[ A quick (and not particularly elegant) rehashing of the solstice story so I don’t have to keep referring to the one I wrote six years ago. ]
In the beginning there was only day and night. There were no seasons, no summer or winter, autumn or spring. In the beginning the Sun and the Moon were brothers and lovers, yet ill-fated to be forever a vast horizon apart. The Sun ruled a realm of light and warmth, while the Moon was lord of ice and darkness. They were alone in their separate worlds, never together save for the fleeting moment when the kingdoms of eastern dawn and western dusk were equal. And so every day as the Sun rose and the Moon set, and every night as the Moon rose and the Sun set, the lovers touched but once.
Yet one morning a terrible thing happened. As the Sun lit the land with light to banish the Moon’s darkness, the lovers met. And as they did, the Moon rose up and drove his cold blade into the Sun’s chest, spilling his own beloved’s blood. The Sun collapsed into the Moon’s arms, choking on golden blood that bubbled on his lips and soaked into his elegant robes. Grieving, the Moon pulled from his shoulders the cloak of midnight and wrapped his lover within it, veiling the Sun’s light with his own darkness. The land grew cold and silent as the Moon cradled the Sun close and pleaded for his lover’s understanding. With his dying breath, the Sun kissed the Moon and forgave him.
The Moon’s mourning sank all the world into the first black, icy winter. Nothing grew; nothing lived. The land starved, the oceans froze, and darkness reigned. It seemed as if dawn would never come again and the world never awake from its grieving hibernation. Even in his misery, however, the Moon knew the eternal night must eventually end; no night should last forever. So with the darkness and his lover’s cold corpse to witness, the Moon surrendered half his heart and half his life to resurrect the Sun. One kiss upon the Sun’s blood stained lips sealed the sacrifice and completed the pact.
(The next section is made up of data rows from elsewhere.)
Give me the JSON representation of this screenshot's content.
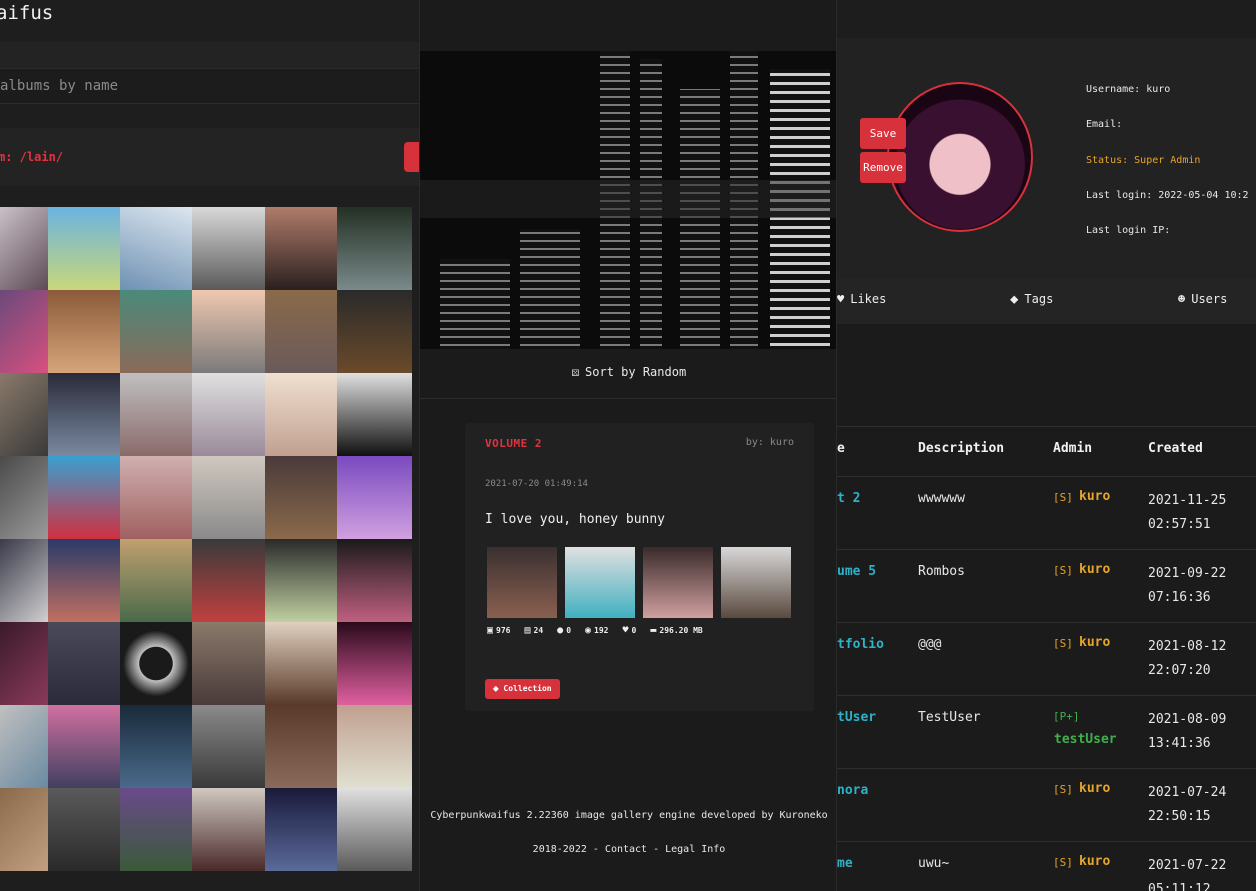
{
  "left": {
    "title": "aifus",
    "search_placeholder": "albums by name",
    "album_path": "m: /lain/"
  },
  "middle": {
    "sort_label": "Sort by Random",
    "card": {
      "volume": "VOLUME 2",
      "by": "by: kuro",
      "date": "2021-07-20 01:49:14",
      "description": "I love you, honey bunny",
      "stats": {
        "images": "976",
        "videos": "24",
        "comments": "0",
        "views": "192",
        "likes": "0",
        "size": "296.20 MB"
      },
      "tag": "Collection"
    },
    "footer_line1": "Cyberpunkwaifus 2.22360 image gallery engine developed by Kuroneko",
    "footer_line2": "2018-2022 - Contact - Legal Info"
  },
  "right": {
    "buttons": {
      "save": "Save",
      "remove": "Remove"
    },
    "info": {
      "username": "Username: kuro",
      "email": "Email:",
      "status": "Status: Super Admin",
      "last_login": "Last login: 2022-05-04 10:2",
      "last_login_ip": "Last login IP:"
    },
    "nav": {
      "likes": "Likes",
      "tags": "Tags",
      "users": "Users"
    },
    "table": {
      "headers": {
        "name": "e",
        "description": "Description",
        "admin": "Admin",
        "created": "Created"
      },
      "rows": [
        {
          "name": "t 2",
          "desc": "wwwwww",
          "role": "[S]",
          "admin": "kuro",
          "created1": "2021-11-25",
          "created2": "02:57:51"
        },
        {
          "name": "ume 5",
          "desc": "Rombos",
          "role": "[S]",
          "admin": "kuro",
          "created1": "2021-09-22",
          "created2": "07:16:36"
        },
        {
          "name": "tfolio",
          "desc": "@@@",
          "role": "[S]",
          "admin": "kuro",
          "created1": "2021-08-12",
          "created2": "22:07:20"
        },
        {
          "name": "tUser",
          "desc": "TestUser",
          "role": "[P+]",
          "admin": "testUser",
          "created1": "2021-08-09",
          "created2": "13:41:36"
        },
        {
          "name": "nora",
          "desc": "",
          "role": "[S]",
          "admin": "kuro",
          "created1": "2021-07-24",
          "created2": "22:50:15"
        },
        {
          "name": "me",
          "desc": "uwu~",
          "role": "[S]",
          "admin": "kuro",
          "created1": "2021-07-22",
          "created2": "05:11:12"
        }
      ]
    }
  },
  "colors": {
    "accent_red": "#d7323c",
    "gold": "#e6a52a",
    "cyan": "#2cb3c9",
    "green": "#3fb04b"
  }
}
The Sun arose, then, bringing glorious summer to a land which had forgotten the touch of warmth and light. As the oceans thawed and the first green shoots broke through the melting snow, the Sun drew his own shining blade and drove it into the Moon’s pale chest. The Sun caught the dying Moon and held him close, wrapping his slain lover in the golden cloak of morning. The Sun begged forgiveness for his crime and with his dying breath the Moon kissed and forgave him. The day the Sun arose became the Summer Solstice, longest and brightest of days. When half a year had passed, the Moon rose and slew the Sun once again. The day he awoke became the Winter Solstice, longest and coldest of nights.
And so the cycle continues, each lover’s death and resurrection ushering in the change of the seasons. The legend never reveals why the Moon first rose up and slew his lover the Sun. Perhaps the Moon was weak and the never-ending darkness of his night realm drove him mad. Perhaps he wanted the Sun to himself and the loneliness poisoned his heart. Or perhaps he simply understood that they were ill-fated and the betrayal inevitable, even necessary. The Moon’s reasoning is lost now, but all that matters is that he slew his bonded, his lover and brother, and sacrificed himself to undo the crime. All that matters now is that both betrayed and were betrayed, forgave and were forgiven. Murder and sacrifice, heartache and death, all in the name of love.